02 November 2009
The Evolution of Giving
Barclays in association with Ledbury Research
New research reveals the diverse attitudes and behaviours of today's wealthy with regard to philanthropy.
Tomorrow's Philanthropist found that the wealthy have not significantly reduced their donations to charity during the downturn and continue to be very generous with their time. This new paper presents the findings from a re-analysis of the same US and UK survey data and broadly identifies the different types of high net worth donors which exist today, looking more closely at their characteristics and what motivates them.
Privileged Youth - Having inherited some or all of their wealth, this group enjoys a comfortable lifestyle yet feel an element of guilt regarding their wealth. Giving their time and energy to charity is a means of offsetting some of this guilt.
Eco Givers - Predominantly successful businesswomen, this group primarily donates to environmental charities and to disaster relief in addition to supporting children's and social welfare charities.
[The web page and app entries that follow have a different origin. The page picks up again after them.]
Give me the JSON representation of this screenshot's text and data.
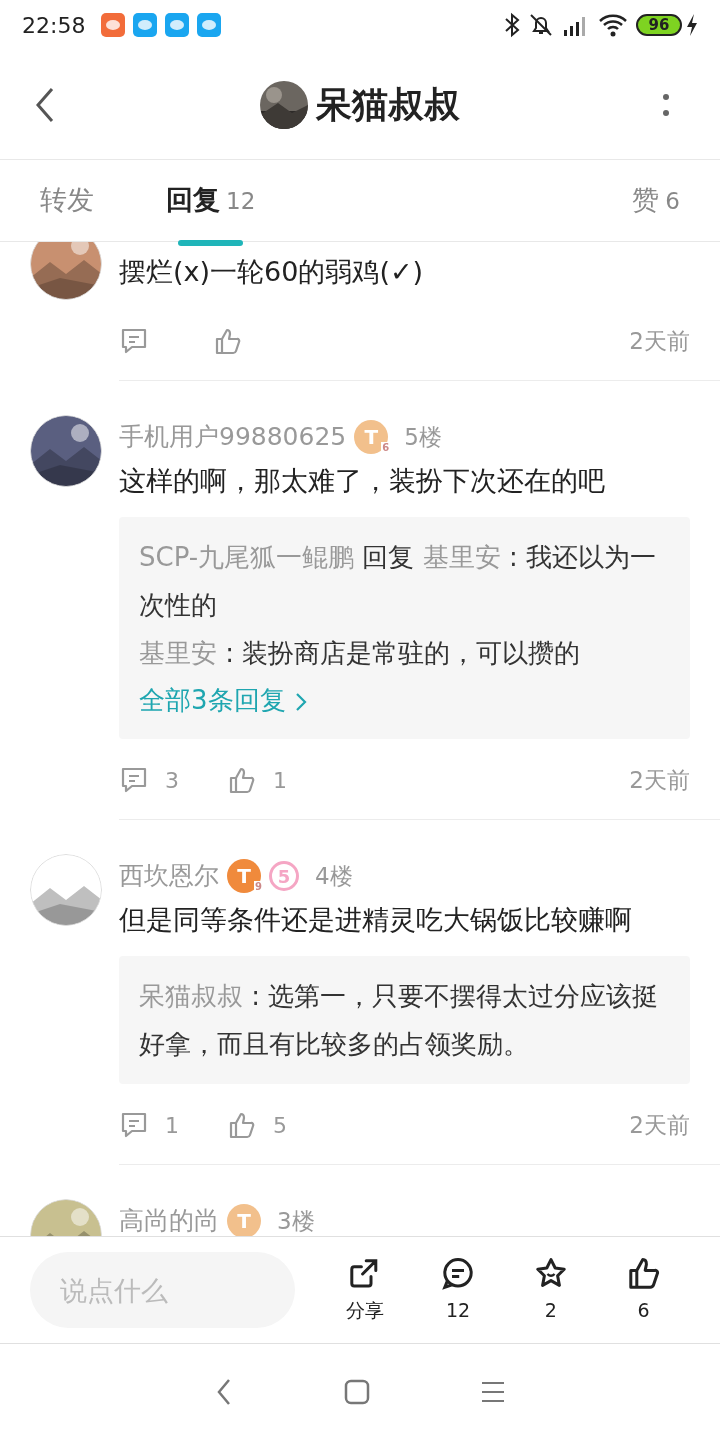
{
  "status_bar": {
    "time": "22:58",
    "battery": "96"
  },
  "header": {
    "title": "呆猫叔叔"
  },
  "tabs": [
    {
      "label": "转发",
      "selected": false
    },
    {
      "label": "回复",
      "count": "12",
      "selected": true
    },
    {
      "label": "赞",
      "count": "6",
      "selected": false
    }
  ],
  "comments": [
    {
      "body": "摆烂(x)一轮60的弱鸡(✓)",
      "time": "2天前"
    },
    {
      "name": "手机用户99880625",
      "badges": [
        {
          "kind": "level",
          "letter": "T",
          "grade": "6",
          "color": "#f2c08c"
        }
      ],
      "floor": "5楼",
      "body": "这样的啊，那太难了，装扮下次还在的吧",
      "replies": [
        [
          {
            "kind": "user",
            "text": "SCP-九尾狐一鲲鹏"
          },
          {
            "kind": "plain",
            "text": " 回复 "
          },
          {
            "kind": "user",
            "text": "基里安"
          },
          {
            "kind": "plain",
            "text": " : 我还以为一次性的"
          }
        ],
        [
          {
            "kind": "user",
            "text": "基里安"
          },
          {
            "kind": "plain",
            "text": " : 装扮商店是常驻的，可以攒的"
          }
        ]
      ],
      "more": "全部3条回复",
      "reply_count": "3",
      "like_count": "1",
      "time": "2天前"
    },
    {
      "name": "西坎恩尔",
      "badges": [
        {
          "kind": "level",
          "letter": "T",
          "grade": "9",
          "color": "#f08a3c"
        },
        {
          "kind": "heart",
          "text": "5",
          "color": "#f5a6c4"
        }
      ],
      "floor": "4楼",
      "body": "但是同等条件还是进精灵吃大锅饭比较赚啊",
      "replies": [
        [
          {
            "kind": "user",
            "text": "呆猫叔叔"
          },
          {
            "kind": "plain",
            "text": " : 选第一，只要不摆得太过分应该挺好拿，而且有比较多的占领奖励。"
          }
        ]
      ],
      "reply_count": "1",
      "like_count": "5",
      "time": "2天前"
    },
    {
      "name": "高尚的尚",
      "badges": [
        {
          "kind": "level",
          "letter": "T",
          "color": "#f2c08c"
        }
      ],
      "floor": "3楼"
    }
  ],
  "bottom_bar": {
    "placeholder": "说点什么",
    "actions": [
      {
        "kind": "share",
        "label": "分享"
      },
      {
        "kind": "comment",
        "label": "12"
      },
      {
        "kind": "star",
        "label": "2"
      },
      {
        "kind": "like",
        "label": "6"
      }
    ]
  }
}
Altruistic Entrepreneurs - This group strongly believes that the wealthy have a duty to give and to share their wealth, and in particular they support causes that give back to the communities where they grew up.
Reactive Donors - Predominantly male, high-earning executives, this group tends to give to charity because it is expected amongst their peers, rather than through a moral or social conviction.
Cultured Inheritors -This group is strongly motivated to give to immediate family and community causes; they are also one of the few groups who retain a strong interest in supporting the Arts.
Professional Philanthropists - One of the oldest groups, it consists of high-earning executives and business owners who are typically motivated by a combination of their religious, as well as their political and social beliefs. They tend to donate to education (most often universities) as well as to religious causes.